Canadian artist Shannon Finley’s first solo exhibition in Berlin, where he lives, featured an impressive and haunting body of recent work (all 2009 or ’10). Light—reflected, obstructed, scattered and refracted—is Finley’s forte, and he has made these dark but radiant paintings with an obvious understanding of optics and geometry as well as plenty of playful painterly intuition.
At first glance the work may appear abstract, but it is—like Cubist painting—motivated by representation. On canvases varying widely in size (from 9 by 7 inches to over 8 by 6 feet), Finley constructs spaces and humanoid figures out of hard-edge geometric shapes, mostly triangles, which overlap, interpenetrate and intersect. Moody and mysterious, the resulting compositions have a depth that never quite coheres.
In Arcadia, one of Finley’s most complex paintings, the picture plane is sliced into innumerable sharp triangles that are cut into smaller shapes by narrow lines suggesting laser beams. Deep blacks and blues are punctuated by reds, oranges and greens, making for a dense, almost crowded, dynamic structure. Alluding to Arcadia as a utopian space, Finley creates a realm of boundless interaction between opposites, with colors ranging from bright to gloomy, opaque to translucent, and textures from smooth to rough and glossy to dull. Moon Pulse evokes a cluster of polished prisms refracting light from random sources; the center of the painting seems to project like the vertex of a diamond. It’s a gorgeous, ice-cold painting in purple, red and blue, with an air of transcendence both menacing and promising.
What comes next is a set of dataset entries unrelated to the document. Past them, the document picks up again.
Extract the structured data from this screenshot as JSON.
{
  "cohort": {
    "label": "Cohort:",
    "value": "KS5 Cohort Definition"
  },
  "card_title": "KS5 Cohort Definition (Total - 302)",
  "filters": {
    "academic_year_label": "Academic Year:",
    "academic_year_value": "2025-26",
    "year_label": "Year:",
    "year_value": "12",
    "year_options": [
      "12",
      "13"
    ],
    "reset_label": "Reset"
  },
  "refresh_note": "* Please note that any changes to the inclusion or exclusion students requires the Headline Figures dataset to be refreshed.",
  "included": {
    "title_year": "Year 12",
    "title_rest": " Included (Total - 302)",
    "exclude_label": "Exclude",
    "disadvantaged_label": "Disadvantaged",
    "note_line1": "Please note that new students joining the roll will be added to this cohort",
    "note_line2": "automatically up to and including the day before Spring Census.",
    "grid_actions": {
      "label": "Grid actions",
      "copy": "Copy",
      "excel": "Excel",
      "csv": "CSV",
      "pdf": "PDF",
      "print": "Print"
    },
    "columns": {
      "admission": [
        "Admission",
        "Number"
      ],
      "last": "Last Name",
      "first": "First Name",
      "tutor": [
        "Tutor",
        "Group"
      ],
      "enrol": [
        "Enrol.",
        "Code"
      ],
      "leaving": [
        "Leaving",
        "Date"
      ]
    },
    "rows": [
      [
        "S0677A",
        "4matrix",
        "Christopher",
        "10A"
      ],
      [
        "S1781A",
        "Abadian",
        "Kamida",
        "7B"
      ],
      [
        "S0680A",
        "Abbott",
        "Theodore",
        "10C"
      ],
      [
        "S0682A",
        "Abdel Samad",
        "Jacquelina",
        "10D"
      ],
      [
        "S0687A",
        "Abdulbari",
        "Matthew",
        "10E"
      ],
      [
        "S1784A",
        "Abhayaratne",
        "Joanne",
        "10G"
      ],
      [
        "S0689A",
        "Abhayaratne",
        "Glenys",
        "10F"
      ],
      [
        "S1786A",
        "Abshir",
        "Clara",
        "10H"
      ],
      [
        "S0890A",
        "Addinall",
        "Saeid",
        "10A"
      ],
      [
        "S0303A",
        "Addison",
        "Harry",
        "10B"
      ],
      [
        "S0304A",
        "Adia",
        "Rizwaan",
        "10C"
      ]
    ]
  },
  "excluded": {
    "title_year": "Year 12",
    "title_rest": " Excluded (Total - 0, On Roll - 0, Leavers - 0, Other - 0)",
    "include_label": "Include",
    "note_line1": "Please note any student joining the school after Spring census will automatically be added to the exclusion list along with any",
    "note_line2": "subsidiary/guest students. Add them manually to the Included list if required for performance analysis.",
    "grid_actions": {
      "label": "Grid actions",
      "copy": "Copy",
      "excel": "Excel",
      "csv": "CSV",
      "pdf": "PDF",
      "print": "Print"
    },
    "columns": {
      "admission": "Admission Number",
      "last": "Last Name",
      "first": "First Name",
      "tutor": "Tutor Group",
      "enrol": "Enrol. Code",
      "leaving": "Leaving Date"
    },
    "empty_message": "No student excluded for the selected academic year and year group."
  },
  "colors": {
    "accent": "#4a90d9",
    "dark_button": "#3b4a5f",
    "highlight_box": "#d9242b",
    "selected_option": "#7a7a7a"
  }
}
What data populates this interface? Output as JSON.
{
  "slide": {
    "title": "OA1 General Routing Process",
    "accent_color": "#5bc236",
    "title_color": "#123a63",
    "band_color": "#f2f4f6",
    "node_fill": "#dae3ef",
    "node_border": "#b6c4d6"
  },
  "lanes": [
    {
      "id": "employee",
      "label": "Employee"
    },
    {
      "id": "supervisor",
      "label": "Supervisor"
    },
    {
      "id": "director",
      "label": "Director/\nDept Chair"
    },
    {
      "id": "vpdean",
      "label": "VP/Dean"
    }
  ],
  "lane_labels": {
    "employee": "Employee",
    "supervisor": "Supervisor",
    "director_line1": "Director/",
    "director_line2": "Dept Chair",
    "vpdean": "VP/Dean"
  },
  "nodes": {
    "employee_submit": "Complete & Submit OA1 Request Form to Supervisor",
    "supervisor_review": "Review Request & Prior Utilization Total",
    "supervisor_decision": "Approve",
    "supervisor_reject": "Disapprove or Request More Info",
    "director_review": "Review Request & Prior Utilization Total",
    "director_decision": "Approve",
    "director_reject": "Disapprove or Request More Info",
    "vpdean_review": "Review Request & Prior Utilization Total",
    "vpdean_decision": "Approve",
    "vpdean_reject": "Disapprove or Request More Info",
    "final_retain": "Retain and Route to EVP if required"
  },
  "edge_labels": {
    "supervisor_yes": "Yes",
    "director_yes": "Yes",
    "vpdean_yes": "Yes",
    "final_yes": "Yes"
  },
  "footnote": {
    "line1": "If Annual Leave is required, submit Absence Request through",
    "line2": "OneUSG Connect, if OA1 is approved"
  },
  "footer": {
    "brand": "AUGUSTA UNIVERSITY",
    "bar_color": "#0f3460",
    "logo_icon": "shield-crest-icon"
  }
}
Finley has an uncanny way of making paint look at once like plastic, gleaming metal, stained glass and “divine” light, thus simultaneously conjuring secular and sacred realms. Moreover, as titles such as Laser Beast, Soft Abuse, Decoder and Collider confirm, he clearly references pop culture, especially comic books and video games. In Finley’s more figurative paintings, winged and masked villains made of spiky geometric shapes exude sinister power. Ghost Rider, prominently displayed here like an altarpiece, sports an insectlike entity on an angular throne of cobalt blue light. This is not the savior in flowing robes, but a demonic warlord wielding the swords of virtual reality and wicked illusion.
Finley subtly conflates the elusive dimensions of video games with religious architecture and sacred symbolism. There, anything can happen: God appears as a hologram, Notre Dame goes Nintendo or, as in Temple Tantrum, building blocks appear to implode violently on a video screen. In Ganon, the largest work in the show, Finley portrays himself (according to a gallerist) as Ganon—the boss of the Nintendo game A Link to the Past —looming large, fragmented and fluorescent, in surrounding darkness.
A hundred years ago the Cubists coined, in the words of Picasso, “the sum of destruction,” meaning a scene, object or person painted in fragments. In Finley’s hands this becomes the playful sum of 21st-century figments, including cyber-geometry, force-field delirium and digital faith.
Photo: Shannon Finley: Moon Pulse, 2010, acrylic on canvas, 173⁄4 by 153⁄4 inches; at Christian Ehrentraut.